    Working from home? So are we. Come join us! Cyburbia is a friendly big tent, where we share our experiences and thoughts about urban planning practice, planning adjacent topics, and whatever else comes to mind. No ads, no spam, no social distancing.

Intellectual property and drugs (was: wall street journal article)

TURaj

Member
Messages
13
Points
1
wall street journal article

The Assault on Drug Patents
Wall Street Journal - November 25, 2002

Among the greatest U.S. achievements during the last major round of world trade negotiations was the addition of intellectual property protections to the international system. This benefited premier U.S. industries such as entertainment, software and drugs and it also brought the rule of law and an incentive for innovation to countries around the world.

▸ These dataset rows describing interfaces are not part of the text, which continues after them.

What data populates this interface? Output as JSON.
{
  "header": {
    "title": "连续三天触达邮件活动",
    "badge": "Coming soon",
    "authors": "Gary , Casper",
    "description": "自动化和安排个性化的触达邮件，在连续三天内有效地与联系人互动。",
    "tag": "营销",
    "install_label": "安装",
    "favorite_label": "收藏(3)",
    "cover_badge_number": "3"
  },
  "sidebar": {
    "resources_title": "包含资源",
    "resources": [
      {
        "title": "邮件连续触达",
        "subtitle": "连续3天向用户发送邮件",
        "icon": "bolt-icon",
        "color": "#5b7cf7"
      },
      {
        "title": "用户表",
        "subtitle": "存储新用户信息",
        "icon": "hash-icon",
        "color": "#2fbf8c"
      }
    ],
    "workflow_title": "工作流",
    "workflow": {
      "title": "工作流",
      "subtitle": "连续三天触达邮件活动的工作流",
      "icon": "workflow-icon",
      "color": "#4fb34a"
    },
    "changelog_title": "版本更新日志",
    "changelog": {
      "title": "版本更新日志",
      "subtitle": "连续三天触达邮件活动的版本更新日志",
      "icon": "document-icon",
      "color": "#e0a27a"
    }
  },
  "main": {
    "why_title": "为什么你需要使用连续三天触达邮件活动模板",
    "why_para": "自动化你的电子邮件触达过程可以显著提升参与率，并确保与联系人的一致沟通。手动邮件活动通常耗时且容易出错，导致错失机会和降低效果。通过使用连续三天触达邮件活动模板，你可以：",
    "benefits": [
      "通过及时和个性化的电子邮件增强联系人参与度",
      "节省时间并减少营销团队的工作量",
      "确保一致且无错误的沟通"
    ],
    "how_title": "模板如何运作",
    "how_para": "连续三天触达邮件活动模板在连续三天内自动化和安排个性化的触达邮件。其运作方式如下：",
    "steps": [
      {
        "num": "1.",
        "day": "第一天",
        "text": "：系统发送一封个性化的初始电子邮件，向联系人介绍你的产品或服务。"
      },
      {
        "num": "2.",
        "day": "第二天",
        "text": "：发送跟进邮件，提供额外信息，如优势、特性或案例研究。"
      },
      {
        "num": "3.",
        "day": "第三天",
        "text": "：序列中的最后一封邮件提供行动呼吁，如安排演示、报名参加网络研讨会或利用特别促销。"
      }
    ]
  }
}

But less than a decade later, much of the progress is at risk. A powerful alliance of countries and activist groups is trying to use the launch of the latest round of World Trade Organization negotiation to strip away protection for drug patents.
Negotiators are meeting in Geneva to flesh out the meaning of last year's Doha declaration, which said the world's poorest countries should be allowed to ignore patents when faced with epidemics including HIV, malaria and TB. The U.S. went along with the measure because of its narrow scope, and even the drug industry didn't object.

But the list of alleged justifications for patent seizure seems to be growing longer by the day. The latest drafts we've seen would allow any country to import copycat drugs when faced with any self-declared epidemic. The prime movers here are countries like India and Argentina, which do not respect patents and have large knock-off pharmaceutical industries looking for new markets. These industries, in turn, fund
activists who charge that the high price of patented drugs fuels epidemics like AIDS in Africa.
If patents are watered down further, American pharmaceutical makers would lose the incentive to develop new drugs, while poorer countries would lose any incentive to develop research-based drug industries of their own. American negotiators, moreover, would be naive to think that the attempted pillage will stop here. If the need for drugs justifies the seizure of intellectual property, why not the need for medical technology or software? Watch out, Bill Gates.
Are you persuaded by the argument that it's a mistake to permit Third World nations to ignore patents when faced with epidemics?.

After reading this article i think that it is a major mistake to permit thrid world nations to ignore patents when faced with any kind of epidemics. As you can see, in Brazil they have tried hard to slow down the rate of the illness but in South Afria keeps spreading more rapidly. I really feel that they need to develope a stronger public health network. These countries simply need to develope a good public health network in order to provide cheaper drugs for the poor rather than stealing drug patents off others and selling them at lower prices. This will still go on becasue goverment still does not beleive that Aids is a mjaor problem as you can see by what is going on in South Africa
 

Dan

Dear Leader
Staff member
Moderator
Messages
18,696
Points
69
  • Added quote tags. Please quote attributed text.
  • Next time, provide a link to the article and a brief summary; don't post the entire article text. Please respect the copyright of the author and edit the original message (unless the article is going to disappear from the server in a couple of days), or it will be deleted.
  • Next time, proviude a more descriptive thread title. "wall street journal article" is too vague, and could describe hundreds of artlcles about any topic. Besides, this was an editorial.
  • This post also isn't planning-related, so I'm moving it to the FAC.
Thanks,
Dan
Your humble board administrator.
 
Top